The new bemoans to be emerged.
While this gesture to capture the new remains grounded into a nihilistic dimension and a paradox that only instantiates the circularity of becoming anew, it is a method of referentiality in which we belabor to refer to something that has not gained existence. Here, we grapple with a language, an image, and a space, wherein we can take a verifiable ground to call out the new, to find a name for the new, to appear before the new, to speak with the new, or to assemble constructs for the new. We institute a sense of recognition and connection of something unknown that we aspire to know. Insisting Butler’s theory in subjection, the new always and already inaugurates itself in a “tropological quandary,” whereby we “seek to take into account how the [new] comes to be.”
And as the new passionately works towards becoming new in a tropological topography, it forecloses possibilities and imaginations, sketching differences or new differences only to be submitted to the legible and intelligible. In forming itself, it always turns to and on itself. Passionate and narcissistic attachments sustain its reflexivity. It “extenuates the potentialities of space, dries up the flow of voices, forms exhaustive series of things, and dissipates the power of the image.” Through this constitution, the new comes before the possible. It is a site of tiredness, exhaustion, and frustration. It performs the desire to be reflexive in order to leave, to discover, to explore, and to experiment. It is a consummate compulsion to attach a desire to something that is and can be known, written, or spoken; it is an obsession to detach itself from exhaustion.
Bastardizing Deleuze, the new is a double possible, enacting and acting out possibilities. It bemoans only to emerge, to be emerged at a dehiscence.

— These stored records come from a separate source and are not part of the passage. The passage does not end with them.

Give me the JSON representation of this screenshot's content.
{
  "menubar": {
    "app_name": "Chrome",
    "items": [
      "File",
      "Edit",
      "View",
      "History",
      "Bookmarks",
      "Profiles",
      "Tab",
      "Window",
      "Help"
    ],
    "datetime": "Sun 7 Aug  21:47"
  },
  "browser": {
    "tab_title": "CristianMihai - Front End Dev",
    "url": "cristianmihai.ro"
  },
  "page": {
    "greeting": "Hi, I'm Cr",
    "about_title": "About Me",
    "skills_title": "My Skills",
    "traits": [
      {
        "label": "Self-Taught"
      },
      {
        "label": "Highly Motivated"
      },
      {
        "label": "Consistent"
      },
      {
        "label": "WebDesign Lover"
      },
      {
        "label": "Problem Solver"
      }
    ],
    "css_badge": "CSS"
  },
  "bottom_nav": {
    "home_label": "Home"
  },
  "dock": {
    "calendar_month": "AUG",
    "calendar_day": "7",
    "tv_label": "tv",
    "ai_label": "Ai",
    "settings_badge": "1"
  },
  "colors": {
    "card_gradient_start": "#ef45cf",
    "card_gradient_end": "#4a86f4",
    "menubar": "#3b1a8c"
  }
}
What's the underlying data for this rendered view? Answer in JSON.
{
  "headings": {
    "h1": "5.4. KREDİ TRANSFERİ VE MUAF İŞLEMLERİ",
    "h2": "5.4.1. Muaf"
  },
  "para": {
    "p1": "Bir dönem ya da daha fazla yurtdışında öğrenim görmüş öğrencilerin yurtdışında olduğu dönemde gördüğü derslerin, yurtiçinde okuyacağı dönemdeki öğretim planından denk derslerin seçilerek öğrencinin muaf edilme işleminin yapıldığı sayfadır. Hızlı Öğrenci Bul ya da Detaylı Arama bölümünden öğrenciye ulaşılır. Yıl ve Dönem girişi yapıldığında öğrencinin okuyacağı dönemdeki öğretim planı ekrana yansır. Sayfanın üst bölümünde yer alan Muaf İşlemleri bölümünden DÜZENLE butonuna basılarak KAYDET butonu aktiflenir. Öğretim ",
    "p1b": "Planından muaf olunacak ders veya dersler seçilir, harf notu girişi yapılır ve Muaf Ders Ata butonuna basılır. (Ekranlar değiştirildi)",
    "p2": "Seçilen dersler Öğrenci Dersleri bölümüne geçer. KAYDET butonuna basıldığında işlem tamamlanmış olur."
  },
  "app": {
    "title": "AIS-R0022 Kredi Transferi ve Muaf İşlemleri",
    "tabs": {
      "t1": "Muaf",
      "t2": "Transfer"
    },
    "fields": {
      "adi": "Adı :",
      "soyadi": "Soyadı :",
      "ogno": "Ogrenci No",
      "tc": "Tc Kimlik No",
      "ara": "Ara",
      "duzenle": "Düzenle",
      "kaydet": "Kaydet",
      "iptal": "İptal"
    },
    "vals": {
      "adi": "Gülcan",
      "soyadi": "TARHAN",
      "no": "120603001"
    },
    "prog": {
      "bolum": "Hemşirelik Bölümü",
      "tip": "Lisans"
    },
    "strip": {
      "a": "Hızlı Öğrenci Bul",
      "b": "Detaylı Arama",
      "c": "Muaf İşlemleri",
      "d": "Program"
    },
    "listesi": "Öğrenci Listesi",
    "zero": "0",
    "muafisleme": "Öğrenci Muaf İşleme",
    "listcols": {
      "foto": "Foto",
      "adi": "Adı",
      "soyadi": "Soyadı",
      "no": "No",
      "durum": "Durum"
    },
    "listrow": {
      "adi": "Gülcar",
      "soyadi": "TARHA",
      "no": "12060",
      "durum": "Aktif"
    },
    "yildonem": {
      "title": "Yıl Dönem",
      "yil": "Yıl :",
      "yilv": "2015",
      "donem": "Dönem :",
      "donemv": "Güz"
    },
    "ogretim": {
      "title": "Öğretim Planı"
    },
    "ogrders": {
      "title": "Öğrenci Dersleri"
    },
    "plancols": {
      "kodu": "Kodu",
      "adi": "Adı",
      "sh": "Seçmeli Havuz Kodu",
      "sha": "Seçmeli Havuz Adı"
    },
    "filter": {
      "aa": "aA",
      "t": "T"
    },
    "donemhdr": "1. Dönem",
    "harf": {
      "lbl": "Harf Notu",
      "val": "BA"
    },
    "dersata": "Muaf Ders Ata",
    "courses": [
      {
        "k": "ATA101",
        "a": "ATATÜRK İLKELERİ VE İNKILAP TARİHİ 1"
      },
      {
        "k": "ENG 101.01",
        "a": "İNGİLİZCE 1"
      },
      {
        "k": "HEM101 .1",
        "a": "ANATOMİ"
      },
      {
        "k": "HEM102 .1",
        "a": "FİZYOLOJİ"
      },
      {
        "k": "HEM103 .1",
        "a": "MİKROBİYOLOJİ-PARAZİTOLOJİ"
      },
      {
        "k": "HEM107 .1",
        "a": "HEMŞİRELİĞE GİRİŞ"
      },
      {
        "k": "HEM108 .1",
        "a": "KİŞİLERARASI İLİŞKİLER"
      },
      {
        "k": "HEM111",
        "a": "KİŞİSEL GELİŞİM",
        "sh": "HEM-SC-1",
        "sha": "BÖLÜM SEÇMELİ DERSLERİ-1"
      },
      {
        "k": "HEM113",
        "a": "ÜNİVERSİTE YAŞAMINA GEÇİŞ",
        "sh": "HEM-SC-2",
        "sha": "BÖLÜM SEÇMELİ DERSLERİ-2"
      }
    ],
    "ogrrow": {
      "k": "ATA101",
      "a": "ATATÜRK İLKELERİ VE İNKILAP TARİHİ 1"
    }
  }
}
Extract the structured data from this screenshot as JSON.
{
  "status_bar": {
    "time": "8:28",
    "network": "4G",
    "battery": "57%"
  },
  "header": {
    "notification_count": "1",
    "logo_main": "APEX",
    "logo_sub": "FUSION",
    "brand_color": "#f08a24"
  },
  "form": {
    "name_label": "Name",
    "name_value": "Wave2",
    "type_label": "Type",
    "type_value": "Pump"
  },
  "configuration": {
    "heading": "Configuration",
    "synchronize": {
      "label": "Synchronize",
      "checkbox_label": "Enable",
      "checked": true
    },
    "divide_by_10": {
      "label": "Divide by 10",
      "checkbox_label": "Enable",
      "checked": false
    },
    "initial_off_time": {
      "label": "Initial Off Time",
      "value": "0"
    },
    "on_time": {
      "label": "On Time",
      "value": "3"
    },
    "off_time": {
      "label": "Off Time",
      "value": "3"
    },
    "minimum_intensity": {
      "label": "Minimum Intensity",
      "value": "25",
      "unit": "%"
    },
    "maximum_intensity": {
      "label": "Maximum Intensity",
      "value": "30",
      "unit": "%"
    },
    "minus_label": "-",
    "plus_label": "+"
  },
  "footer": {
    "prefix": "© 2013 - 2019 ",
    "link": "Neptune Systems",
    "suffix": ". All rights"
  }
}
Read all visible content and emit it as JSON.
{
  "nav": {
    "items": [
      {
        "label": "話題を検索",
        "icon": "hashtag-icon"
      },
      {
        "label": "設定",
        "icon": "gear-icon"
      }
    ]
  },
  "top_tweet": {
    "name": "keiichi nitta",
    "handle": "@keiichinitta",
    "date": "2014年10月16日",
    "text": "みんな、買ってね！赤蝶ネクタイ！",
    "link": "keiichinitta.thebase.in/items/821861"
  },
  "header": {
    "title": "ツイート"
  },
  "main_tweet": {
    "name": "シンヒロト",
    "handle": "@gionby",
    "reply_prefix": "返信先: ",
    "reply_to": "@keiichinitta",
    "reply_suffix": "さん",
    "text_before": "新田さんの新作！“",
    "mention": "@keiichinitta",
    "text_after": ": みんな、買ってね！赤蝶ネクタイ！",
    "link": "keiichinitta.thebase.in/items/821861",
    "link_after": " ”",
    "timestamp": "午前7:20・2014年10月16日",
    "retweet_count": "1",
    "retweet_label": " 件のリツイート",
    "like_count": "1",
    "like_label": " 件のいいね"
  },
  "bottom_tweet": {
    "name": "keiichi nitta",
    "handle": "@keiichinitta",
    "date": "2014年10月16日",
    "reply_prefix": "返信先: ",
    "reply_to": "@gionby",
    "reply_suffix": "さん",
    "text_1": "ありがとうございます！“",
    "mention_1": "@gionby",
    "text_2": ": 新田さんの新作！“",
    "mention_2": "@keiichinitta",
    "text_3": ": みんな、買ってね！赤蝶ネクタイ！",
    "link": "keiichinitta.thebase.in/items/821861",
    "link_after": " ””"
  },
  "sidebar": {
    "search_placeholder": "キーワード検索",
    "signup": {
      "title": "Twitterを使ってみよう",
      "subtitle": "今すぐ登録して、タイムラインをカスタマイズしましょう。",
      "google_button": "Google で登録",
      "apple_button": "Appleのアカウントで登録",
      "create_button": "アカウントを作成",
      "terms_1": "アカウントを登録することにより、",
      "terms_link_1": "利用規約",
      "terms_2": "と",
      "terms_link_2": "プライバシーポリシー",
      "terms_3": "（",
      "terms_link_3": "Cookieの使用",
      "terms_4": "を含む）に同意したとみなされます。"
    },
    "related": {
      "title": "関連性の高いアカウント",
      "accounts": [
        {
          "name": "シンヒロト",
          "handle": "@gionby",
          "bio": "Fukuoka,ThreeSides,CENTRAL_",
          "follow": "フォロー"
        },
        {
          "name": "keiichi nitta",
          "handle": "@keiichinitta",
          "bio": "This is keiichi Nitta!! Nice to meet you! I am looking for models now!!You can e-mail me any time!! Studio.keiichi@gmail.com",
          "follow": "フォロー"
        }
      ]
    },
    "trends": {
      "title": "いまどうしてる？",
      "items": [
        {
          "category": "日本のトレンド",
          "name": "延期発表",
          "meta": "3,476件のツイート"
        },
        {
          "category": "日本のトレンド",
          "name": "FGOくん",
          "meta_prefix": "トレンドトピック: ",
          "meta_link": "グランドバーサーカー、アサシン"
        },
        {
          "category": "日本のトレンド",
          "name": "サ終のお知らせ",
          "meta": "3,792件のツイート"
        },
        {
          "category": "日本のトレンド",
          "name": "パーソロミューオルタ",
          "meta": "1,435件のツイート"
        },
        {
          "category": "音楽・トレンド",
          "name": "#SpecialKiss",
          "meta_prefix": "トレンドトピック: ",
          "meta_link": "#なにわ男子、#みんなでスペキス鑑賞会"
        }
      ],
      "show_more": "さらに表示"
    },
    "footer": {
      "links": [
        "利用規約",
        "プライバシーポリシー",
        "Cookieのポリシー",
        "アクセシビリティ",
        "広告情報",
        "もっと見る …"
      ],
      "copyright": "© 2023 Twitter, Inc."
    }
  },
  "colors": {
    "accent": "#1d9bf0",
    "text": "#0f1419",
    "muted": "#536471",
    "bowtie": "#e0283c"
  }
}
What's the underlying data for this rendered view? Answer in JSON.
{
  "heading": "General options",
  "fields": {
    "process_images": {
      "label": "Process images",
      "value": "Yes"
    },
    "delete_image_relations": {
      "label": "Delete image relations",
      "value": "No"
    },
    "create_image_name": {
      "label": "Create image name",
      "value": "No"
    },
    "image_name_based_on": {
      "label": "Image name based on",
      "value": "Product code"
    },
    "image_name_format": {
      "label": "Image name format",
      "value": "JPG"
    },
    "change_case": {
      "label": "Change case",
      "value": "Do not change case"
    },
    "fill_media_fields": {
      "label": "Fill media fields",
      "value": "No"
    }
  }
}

Renan Laru-an (born Sultan Kudarat) is a researcher, a curator and the founding director of Philippines-based DiscLab – Research and Criticism.